Photo by SAUL LOEB/AFP via Getty Images
Who the hell were these people? Watching the insurrection at the Capitol unfold on 6 January, it was hard not to be struck by the sheer weirdness on display. The QAnon shaman with his bison-style headgear and topless torso covered in white nationalist tattoos; the man dressed in furs, round glasses perched owlishly on his face, who looked as if he’d stumbled out of an amateur Lord of the Rings re-enactment; an old woman in a cobbled together Statue of Liberty costume.
But, as one paused to think, perhaps the stranger spectacle was how unashamedly the weird arrayed themselves alongside apparently normal people.

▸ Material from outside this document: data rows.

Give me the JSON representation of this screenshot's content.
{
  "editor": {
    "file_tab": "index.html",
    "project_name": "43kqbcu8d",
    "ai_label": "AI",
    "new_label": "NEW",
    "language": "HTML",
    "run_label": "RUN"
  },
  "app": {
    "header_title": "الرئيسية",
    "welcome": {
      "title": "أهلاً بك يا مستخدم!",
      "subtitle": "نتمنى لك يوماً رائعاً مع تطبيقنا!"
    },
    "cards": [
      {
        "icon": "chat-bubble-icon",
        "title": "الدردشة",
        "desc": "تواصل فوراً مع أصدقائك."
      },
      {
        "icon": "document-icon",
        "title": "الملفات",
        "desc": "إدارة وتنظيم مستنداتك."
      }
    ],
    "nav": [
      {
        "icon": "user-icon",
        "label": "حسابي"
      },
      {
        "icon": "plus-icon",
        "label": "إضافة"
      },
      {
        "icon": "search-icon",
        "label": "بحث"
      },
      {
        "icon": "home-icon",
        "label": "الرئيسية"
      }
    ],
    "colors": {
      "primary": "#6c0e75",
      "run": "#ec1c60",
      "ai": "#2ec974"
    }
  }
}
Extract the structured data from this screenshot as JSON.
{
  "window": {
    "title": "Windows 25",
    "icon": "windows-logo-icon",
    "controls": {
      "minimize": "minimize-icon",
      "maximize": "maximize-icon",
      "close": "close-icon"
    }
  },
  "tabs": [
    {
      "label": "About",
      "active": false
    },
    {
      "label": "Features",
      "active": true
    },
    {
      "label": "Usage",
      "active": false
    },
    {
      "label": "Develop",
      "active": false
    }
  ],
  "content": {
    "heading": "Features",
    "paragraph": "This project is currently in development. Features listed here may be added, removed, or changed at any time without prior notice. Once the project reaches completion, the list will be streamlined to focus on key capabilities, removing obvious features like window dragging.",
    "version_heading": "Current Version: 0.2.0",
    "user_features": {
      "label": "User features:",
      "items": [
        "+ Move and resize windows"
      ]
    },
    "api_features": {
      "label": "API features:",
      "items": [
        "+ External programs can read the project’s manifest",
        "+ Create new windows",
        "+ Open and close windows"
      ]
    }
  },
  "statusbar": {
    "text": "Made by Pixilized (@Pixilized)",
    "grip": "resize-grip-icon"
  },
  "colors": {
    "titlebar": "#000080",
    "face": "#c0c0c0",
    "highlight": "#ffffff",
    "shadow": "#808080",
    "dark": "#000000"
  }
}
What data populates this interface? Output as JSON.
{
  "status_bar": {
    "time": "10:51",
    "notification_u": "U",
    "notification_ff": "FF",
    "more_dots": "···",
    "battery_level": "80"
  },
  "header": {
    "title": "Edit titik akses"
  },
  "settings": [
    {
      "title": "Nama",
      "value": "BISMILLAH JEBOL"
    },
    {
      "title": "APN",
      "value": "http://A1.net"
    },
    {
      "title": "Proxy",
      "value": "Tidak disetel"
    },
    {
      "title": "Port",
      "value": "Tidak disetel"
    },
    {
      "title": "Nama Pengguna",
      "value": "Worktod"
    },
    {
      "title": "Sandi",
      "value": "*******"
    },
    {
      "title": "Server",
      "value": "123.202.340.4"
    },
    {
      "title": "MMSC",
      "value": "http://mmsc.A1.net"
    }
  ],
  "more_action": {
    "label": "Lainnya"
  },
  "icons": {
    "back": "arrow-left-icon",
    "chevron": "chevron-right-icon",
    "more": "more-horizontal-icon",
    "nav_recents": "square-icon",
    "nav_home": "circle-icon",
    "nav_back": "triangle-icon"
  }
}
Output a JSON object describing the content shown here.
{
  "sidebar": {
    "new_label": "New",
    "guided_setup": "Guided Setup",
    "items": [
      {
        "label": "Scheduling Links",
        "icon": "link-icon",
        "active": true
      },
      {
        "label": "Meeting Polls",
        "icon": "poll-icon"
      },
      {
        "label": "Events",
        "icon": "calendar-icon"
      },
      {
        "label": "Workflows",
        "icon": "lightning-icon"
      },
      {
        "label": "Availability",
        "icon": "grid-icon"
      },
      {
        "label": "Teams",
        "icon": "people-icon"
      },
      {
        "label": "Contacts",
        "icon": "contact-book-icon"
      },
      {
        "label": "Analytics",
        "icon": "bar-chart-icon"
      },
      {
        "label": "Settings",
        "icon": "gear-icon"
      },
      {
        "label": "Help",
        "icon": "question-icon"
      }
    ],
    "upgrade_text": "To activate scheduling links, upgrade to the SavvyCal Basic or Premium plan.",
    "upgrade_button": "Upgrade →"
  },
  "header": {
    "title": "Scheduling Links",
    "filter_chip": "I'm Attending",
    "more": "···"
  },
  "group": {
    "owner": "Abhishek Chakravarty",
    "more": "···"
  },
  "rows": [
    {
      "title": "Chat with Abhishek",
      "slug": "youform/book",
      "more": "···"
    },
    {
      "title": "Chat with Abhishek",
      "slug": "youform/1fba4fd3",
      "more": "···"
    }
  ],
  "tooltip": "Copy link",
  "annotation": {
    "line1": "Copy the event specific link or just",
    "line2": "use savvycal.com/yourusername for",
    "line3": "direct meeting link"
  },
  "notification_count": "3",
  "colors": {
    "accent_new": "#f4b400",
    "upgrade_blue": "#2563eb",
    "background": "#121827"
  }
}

Well, that is to say, apparently normal people who nonetheless were ready to storm the Capitol based on fevered conspiracy theories about stolen elections, Satanic paedophile rings, and hoax pandemics…
Now the personal details about some of the participants are beginning to trickle into the public sphere. The sheer variety of backgrounds seems to testify to the dangers of radicalisation as white nationalists and online conspiracy theorists joined up with people who had led relatively normal lives until they found themselves drawn to extremist views percolating into the mainstream.